To control leakage, Exxon plans to line the pond with only eight inches of a bentonite clay mix. Exxon's own geologist admitted that “contamination is bound to occur no matter how wisely a mine is designed.” The Department of Natural Resources (DNR) says that in nearby creeks sulphate levels would rise fivefold, lead and arsenic levels threefold. Such wastes are poisonous for centuries.
The half-mile-deep mine shafts would themselves drain groundwater supplies, in much the same way that a hypodermic needle draws blood from a patient. Wastewater would be constantly pumped out of the shafts, “drawing down” water levels in a four-square-mile area. “Dewatering” could lower lakes by several feet, and dry up wells and springs.
The wastewater would be dumped at an average rate of over 200 gallons a minute into trout-rich streams draining into the nearby Wolf River. The Wolf is a state Outstanding Resource Water (ORW) -- allowing no degradation of its pristine quality -- and its lower half is protected as a National Wild and Scenic River.
The state's largest whitewater trout stream, the Wolf, flows through the Menominee reservation. Trout Unlimited's Wolf River chapter says that “the mine as proposed would be a serious threat to the Wolf River as a trout stream.” The U.S. Bureau of Mines says that mine wastes have poisoned 10,000 miles of rivers.
The economic effects of mining have been compared to drugs -- a false high, followed by a terrible crash. This cycle has ruined local economies from Appalachia to Michigan's Upper Peninsula. USA Today reports that six of the ten U.S. counties with the largest population losses have gone through mining busts.
Mining supporters say that a mine brings in new tax revenues. Yet Wisconsin's mining tax (and environmental law) is full of loopholes, due to efforts led by Wisconsin Manufacturers & Commerce (WMC) and state Administration Secretary James Klauser -- himself a former Exxon lobbyist. If the Mole Lake mine doesn't make a profit, there would be no taxes to pay. Unlike its Exxon parent firm, Exxon Minerals operated at a loss every year, at least between 1971-1984.
The Mole Lake Council, by ripping up a $20,000 Exxon check that would have bought reservation mineral rights, showed that their land is more precious than greed. Tribal judge Fred Ackley says, “If they go ahead with their mine, our tribe is going to be devastated.”

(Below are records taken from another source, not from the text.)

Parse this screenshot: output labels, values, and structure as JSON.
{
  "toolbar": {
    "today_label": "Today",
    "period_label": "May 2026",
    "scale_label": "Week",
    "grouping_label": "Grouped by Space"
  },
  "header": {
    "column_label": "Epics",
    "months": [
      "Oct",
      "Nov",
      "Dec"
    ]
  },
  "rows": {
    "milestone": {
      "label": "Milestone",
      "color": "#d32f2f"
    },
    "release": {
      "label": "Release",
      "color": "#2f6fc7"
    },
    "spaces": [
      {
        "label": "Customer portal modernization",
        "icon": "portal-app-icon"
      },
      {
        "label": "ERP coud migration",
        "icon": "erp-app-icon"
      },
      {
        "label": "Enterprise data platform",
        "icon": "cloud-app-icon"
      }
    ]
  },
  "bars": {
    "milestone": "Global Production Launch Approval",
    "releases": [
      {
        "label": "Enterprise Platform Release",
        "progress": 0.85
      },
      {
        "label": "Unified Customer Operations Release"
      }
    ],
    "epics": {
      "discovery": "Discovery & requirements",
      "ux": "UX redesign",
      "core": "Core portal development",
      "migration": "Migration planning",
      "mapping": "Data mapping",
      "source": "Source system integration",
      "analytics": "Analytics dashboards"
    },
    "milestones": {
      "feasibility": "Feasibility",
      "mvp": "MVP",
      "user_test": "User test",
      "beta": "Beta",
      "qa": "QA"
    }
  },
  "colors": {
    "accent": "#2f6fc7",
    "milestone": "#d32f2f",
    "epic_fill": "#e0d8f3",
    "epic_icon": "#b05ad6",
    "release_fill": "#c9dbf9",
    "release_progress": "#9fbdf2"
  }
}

“We like where we're living,” tribal member Myra Tuckwab states. “Now that we're here, they discover something and they either want to take it from us or move us away from it...This is where I belong. This is where my roots are and this is where I'm gonna stay.”
ATC 50, May-June 1994